Stand-off detection is one of the most important radiation detection capabilities for arms control and the control of illicit nuclear materials. For long range passive detection one requires a large detector and a means of “seeing through” the naturally occurring and varying background radiation, i.e. imaging. Arguably, Compton imaging is the best approach over much of the emission band suitable for long range detection. It provides not only imaging, but more information about the direction of incidence of each detected gamma-ray than the alternate approach of coded-aperture imaging. The directional information allows one to reduce the background and hence improve the sensitivity of a measurement. However, to make an efficient Compton imager requires localizing and measuring the simultaneous energy depositions when gamma-rays Compton scatter and are subsequently captured within a single, large detector volume. This concept has been demonstrated in semi-conductor detectors (HPGe, CZT, Si) but at ~ $1k/cm3 these materials are too expensive to build the large systems needed for standoff detection. Scintillator detectors, such as NaI(Tl), are two orders of magnitude less expensive and possess the energy resolution required to make such an imager. However, they do not currently have the ability to localize closely spaced, simultaneous energymore » depositions in a single large crystal. In this project we are applying a new technique that should, for the first time ever, allow cubic-millimeter event localization in a bulk scintillator crystal.« less
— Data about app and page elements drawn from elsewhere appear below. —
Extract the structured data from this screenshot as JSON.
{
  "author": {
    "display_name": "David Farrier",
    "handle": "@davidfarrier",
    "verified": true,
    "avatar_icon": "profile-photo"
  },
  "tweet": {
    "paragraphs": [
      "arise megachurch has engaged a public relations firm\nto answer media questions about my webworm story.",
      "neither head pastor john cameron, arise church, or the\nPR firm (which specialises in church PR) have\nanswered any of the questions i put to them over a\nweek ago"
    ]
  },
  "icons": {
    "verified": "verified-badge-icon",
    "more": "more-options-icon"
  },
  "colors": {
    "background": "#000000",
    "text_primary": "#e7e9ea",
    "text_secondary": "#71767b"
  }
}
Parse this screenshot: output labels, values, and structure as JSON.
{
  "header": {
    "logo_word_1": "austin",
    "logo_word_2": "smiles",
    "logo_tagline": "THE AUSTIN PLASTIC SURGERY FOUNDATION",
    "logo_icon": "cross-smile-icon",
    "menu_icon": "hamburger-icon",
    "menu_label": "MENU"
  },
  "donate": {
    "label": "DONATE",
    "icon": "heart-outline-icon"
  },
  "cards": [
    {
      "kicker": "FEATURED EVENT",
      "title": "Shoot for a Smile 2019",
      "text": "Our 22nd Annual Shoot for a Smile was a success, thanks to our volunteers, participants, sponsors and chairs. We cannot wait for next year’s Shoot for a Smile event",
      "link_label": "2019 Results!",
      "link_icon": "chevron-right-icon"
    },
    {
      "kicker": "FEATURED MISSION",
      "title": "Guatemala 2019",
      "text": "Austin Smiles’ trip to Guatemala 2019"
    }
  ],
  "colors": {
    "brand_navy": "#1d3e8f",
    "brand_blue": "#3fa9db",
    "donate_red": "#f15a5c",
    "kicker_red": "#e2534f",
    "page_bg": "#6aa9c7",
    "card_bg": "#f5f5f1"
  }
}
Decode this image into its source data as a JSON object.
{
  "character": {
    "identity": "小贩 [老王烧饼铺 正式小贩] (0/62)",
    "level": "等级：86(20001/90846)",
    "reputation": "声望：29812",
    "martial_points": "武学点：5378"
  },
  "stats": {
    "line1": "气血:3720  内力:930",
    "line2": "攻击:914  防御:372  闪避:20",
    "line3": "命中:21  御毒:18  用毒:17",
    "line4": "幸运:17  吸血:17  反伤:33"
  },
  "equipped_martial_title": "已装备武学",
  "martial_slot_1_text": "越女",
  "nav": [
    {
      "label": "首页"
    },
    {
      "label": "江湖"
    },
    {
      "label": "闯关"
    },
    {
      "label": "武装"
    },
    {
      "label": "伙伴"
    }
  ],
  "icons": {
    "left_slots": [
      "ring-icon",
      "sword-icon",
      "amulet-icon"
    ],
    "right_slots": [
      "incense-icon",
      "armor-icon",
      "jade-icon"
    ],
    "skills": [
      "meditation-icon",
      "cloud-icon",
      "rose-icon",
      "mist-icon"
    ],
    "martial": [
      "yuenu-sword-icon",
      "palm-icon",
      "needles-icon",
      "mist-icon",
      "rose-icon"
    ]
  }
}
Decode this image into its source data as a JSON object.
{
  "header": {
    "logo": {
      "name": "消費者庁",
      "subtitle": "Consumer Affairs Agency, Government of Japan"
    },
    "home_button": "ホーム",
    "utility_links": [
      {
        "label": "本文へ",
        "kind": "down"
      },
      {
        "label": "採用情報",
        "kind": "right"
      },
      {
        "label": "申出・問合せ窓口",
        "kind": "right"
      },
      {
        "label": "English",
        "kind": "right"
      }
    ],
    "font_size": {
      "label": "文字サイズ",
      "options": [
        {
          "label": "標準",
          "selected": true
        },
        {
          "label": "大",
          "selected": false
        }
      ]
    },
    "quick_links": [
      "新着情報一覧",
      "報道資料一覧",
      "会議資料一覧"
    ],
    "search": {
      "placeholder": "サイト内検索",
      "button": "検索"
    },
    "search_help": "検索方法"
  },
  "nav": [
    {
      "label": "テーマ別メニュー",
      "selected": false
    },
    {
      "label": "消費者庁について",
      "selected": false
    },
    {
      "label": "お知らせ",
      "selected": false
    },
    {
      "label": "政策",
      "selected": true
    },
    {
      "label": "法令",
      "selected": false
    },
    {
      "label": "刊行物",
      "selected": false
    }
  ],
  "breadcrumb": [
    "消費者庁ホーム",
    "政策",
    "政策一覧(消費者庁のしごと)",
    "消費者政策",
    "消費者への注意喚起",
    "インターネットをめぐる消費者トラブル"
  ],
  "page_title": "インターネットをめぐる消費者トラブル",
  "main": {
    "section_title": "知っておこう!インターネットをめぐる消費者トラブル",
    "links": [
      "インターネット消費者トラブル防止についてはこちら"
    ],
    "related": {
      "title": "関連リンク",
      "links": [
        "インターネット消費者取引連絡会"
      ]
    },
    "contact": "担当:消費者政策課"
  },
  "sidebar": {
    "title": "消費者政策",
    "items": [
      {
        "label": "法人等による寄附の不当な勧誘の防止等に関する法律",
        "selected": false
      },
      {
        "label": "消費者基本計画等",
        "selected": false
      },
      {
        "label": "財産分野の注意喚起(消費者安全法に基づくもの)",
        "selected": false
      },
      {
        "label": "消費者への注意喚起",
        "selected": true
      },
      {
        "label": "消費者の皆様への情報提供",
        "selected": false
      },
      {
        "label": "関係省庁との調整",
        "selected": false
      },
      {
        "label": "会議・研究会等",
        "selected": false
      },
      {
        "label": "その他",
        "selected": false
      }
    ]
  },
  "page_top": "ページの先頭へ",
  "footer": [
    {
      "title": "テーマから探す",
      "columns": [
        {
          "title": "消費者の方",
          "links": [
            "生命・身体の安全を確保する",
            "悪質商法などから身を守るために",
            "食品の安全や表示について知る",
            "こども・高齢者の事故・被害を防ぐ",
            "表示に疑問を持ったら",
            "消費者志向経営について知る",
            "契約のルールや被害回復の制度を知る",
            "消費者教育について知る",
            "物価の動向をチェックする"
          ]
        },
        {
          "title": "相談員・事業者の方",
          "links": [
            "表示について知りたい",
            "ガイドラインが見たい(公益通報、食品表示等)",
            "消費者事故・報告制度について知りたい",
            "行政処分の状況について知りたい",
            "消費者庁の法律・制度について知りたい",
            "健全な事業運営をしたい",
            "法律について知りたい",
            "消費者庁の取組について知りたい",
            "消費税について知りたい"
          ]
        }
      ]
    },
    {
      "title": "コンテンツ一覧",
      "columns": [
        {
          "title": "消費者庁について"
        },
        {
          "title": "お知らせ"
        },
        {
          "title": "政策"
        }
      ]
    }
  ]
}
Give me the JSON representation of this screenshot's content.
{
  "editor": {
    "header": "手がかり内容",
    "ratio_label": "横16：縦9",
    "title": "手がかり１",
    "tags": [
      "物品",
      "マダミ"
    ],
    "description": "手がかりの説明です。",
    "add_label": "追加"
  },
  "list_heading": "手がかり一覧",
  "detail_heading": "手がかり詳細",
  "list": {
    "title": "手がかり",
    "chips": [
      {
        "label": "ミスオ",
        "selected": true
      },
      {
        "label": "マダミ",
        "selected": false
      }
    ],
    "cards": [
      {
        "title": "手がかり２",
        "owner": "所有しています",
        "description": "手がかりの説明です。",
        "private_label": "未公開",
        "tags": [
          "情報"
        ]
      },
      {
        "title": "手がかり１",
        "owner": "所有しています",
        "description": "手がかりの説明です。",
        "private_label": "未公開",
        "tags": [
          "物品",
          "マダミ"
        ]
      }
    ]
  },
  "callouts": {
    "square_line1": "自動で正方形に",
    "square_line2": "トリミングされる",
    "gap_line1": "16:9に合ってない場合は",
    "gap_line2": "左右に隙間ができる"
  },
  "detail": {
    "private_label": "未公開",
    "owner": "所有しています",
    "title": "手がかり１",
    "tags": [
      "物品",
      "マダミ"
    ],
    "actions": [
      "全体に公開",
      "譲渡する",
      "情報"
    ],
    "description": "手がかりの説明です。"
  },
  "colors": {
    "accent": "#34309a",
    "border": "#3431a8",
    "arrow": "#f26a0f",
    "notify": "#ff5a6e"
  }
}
Authors:
 [1] ;  [1] ;  [1] ;  [1] ;  [1] ;  [1]
  1. Oak Ridge National Lab. (ORNL), Oak Ridge, TN (United States)
Publication Date:
OSTI Identifier:
1328267
Report Number(s):
ORNL/TM--2013/490
DN2001000; NNPORES
DOE Contract Number:
AC05-00OR22725
Resource Type:
Technical Report
Research Org:
Oak Ridge National Lab. (ORNL), Oak Ridge, TN (United States)
Sponsoring Org:
USDOE
Country of Publication:
United States
Language:
English
Subject:
98 NUCLEAR DISARMAMENT, SAFEGUARDS, AND PHYSICAL PROTECTION